• **EXERCISE GOAL**: The word "JSON" appears in some lines of the entries. Say how many, and give nothing but the number.

########################################

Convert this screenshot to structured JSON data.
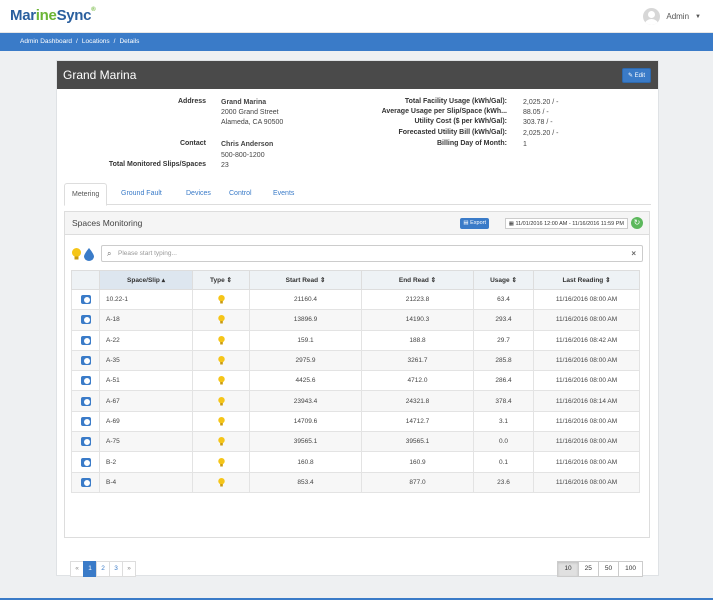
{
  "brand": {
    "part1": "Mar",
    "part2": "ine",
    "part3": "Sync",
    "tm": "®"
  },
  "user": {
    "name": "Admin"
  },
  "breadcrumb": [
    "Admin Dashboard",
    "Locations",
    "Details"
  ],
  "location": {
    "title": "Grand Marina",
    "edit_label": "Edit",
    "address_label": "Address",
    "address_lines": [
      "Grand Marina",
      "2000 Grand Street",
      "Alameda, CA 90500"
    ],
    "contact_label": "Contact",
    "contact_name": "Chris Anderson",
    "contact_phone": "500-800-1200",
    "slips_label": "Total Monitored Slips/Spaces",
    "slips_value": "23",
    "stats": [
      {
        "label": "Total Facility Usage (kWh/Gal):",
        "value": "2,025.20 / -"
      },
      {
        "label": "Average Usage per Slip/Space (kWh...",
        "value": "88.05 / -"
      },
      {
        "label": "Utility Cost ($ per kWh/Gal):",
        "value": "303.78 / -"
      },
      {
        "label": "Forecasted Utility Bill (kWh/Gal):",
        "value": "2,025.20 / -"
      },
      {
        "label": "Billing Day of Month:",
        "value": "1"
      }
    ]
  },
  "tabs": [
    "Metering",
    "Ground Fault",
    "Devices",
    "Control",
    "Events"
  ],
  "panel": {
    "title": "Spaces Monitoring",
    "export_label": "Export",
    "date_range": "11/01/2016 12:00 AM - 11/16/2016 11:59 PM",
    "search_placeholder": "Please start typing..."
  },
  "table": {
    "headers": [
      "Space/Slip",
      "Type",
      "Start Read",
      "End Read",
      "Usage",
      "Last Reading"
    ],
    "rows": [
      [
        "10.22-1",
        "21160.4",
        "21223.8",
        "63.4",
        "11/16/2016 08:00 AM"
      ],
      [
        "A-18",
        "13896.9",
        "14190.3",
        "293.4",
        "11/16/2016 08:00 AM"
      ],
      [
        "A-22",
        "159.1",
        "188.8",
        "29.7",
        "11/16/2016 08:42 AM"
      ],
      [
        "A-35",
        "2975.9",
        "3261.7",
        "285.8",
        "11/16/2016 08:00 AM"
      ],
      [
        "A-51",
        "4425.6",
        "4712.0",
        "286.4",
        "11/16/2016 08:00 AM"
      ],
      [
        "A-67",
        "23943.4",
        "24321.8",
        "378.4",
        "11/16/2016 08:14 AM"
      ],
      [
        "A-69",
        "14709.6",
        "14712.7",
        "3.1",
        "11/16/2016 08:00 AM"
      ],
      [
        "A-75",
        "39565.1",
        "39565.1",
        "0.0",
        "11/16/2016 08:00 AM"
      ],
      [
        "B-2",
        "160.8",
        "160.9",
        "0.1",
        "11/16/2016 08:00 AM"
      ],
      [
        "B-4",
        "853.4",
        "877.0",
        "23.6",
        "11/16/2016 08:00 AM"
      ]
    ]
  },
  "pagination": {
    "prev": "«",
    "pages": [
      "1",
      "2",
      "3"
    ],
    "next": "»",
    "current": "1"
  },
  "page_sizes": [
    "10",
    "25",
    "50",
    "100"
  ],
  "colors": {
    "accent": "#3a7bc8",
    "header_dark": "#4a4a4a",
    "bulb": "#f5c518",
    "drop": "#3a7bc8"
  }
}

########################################

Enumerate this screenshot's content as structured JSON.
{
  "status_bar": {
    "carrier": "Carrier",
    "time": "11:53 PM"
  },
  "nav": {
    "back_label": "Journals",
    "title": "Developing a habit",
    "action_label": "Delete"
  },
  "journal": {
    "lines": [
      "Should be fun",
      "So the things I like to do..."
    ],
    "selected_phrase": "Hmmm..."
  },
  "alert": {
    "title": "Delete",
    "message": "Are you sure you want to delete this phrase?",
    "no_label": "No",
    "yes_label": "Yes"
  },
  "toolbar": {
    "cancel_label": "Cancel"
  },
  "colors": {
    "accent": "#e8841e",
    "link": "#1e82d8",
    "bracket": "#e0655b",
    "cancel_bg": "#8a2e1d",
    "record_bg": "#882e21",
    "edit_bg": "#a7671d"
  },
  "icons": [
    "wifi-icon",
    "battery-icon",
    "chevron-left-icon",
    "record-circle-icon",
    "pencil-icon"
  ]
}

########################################

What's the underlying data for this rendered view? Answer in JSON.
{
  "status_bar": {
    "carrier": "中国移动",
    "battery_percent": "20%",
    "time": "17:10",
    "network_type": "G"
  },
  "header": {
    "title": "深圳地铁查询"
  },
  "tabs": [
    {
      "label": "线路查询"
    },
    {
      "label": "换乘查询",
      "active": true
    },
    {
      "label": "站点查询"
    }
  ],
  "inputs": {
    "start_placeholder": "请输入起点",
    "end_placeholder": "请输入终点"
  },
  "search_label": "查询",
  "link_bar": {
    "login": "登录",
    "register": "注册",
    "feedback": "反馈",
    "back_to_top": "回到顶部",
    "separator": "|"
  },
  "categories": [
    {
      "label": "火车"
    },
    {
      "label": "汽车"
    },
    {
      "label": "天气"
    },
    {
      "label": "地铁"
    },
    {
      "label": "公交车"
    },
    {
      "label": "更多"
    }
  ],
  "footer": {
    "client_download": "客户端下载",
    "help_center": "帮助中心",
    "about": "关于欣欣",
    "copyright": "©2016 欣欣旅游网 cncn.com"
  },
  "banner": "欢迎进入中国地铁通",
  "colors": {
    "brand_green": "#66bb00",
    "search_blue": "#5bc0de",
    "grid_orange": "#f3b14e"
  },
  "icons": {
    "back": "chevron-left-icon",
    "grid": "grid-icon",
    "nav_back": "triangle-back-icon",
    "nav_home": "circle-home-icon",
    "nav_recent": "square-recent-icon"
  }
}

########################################

• **RESPONSE BELOW**: 3